HOW TO COMPLETE THIS TASK
The result should be every line that contains the word "icon", taken from the material.

MATERIAL PROVIDED
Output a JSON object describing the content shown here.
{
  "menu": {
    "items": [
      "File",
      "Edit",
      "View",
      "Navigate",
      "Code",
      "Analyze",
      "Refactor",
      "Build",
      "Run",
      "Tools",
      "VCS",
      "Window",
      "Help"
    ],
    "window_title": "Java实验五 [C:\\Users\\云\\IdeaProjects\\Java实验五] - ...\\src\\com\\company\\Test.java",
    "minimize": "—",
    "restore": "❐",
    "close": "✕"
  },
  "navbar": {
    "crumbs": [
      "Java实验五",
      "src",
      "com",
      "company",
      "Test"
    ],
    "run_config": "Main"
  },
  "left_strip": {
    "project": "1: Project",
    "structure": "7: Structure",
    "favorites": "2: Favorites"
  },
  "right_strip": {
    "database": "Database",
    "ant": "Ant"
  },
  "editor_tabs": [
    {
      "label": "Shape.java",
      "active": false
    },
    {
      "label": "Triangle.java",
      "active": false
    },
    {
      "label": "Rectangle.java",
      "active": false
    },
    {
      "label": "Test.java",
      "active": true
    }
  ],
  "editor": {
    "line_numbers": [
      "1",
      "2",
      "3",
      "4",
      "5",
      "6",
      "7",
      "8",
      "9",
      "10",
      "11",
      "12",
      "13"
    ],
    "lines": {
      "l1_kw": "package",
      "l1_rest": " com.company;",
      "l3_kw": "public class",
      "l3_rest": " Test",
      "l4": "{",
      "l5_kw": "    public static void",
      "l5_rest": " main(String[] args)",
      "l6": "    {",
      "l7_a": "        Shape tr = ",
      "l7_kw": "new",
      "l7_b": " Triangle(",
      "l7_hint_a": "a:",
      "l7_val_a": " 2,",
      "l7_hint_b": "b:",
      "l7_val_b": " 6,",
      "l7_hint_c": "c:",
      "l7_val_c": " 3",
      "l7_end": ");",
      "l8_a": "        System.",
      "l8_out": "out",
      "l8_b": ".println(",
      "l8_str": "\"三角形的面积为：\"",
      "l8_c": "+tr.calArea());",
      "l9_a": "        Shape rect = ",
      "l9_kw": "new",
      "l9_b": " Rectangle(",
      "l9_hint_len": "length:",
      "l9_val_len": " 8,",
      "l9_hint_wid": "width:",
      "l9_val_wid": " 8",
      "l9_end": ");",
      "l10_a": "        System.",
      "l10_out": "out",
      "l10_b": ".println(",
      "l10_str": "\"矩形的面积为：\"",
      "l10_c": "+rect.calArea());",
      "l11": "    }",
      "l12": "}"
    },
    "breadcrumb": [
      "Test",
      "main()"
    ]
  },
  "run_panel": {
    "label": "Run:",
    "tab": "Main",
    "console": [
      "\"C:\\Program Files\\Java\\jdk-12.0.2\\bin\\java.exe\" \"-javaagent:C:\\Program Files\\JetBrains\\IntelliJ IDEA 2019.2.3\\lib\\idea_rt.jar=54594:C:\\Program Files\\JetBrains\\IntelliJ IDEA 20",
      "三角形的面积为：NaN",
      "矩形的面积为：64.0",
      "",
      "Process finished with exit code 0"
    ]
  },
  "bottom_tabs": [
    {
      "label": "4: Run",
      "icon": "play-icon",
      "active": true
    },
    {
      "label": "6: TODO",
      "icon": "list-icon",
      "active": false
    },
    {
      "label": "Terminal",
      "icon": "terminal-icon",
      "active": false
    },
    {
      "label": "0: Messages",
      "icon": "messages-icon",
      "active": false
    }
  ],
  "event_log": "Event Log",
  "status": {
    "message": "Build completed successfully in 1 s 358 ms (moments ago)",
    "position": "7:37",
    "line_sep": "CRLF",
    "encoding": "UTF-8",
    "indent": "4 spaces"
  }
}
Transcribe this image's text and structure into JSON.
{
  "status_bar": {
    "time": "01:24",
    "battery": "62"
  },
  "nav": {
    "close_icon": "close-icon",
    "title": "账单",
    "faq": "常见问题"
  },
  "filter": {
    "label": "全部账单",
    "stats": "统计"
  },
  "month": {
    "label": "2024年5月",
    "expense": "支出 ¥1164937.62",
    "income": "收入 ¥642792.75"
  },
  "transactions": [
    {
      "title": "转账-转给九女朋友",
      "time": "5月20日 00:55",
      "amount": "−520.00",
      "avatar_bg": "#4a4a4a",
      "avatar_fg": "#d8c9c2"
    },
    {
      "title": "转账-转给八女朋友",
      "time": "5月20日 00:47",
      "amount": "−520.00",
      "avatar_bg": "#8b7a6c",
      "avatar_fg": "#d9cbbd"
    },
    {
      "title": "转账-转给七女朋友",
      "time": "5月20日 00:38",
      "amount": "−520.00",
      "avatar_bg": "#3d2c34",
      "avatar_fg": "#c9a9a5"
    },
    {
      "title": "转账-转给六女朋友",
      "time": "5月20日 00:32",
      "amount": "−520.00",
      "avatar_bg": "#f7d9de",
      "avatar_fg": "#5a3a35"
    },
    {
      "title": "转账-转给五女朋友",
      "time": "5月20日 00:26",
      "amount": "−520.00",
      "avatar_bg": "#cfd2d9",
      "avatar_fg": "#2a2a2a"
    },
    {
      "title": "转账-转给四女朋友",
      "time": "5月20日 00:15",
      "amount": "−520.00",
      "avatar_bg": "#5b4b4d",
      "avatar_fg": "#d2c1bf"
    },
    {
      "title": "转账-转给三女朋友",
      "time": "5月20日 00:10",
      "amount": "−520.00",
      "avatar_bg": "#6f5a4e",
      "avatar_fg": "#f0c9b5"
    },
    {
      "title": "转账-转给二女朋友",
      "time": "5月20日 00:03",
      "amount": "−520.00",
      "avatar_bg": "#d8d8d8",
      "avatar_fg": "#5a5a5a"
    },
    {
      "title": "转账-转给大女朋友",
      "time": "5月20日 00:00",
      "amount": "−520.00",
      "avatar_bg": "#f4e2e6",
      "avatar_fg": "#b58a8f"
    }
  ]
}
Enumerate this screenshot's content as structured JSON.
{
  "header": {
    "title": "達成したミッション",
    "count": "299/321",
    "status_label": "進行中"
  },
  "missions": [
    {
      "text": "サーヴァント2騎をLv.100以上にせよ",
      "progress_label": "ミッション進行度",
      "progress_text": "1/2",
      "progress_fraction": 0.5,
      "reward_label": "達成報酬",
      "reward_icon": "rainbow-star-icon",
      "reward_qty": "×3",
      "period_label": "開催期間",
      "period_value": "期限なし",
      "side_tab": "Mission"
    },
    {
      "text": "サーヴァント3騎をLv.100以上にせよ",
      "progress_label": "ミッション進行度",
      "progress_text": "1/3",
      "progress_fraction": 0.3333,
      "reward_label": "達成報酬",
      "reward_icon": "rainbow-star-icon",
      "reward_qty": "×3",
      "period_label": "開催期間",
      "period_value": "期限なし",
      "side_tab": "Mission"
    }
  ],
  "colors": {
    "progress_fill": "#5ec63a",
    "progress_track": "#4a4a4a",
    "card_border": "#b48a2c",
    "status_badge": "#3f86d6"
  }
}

EXPECTED ANSWER
      "icon": "play-icon",
      "icon": "list-icon",
      "icon": "terminal-icon",
      "icon": "messages-icon",
    "close_icon": "close-icon",
      "reward_icon": "rainbow-star-icon",
      "reward_icon": "rainbow-star-icon",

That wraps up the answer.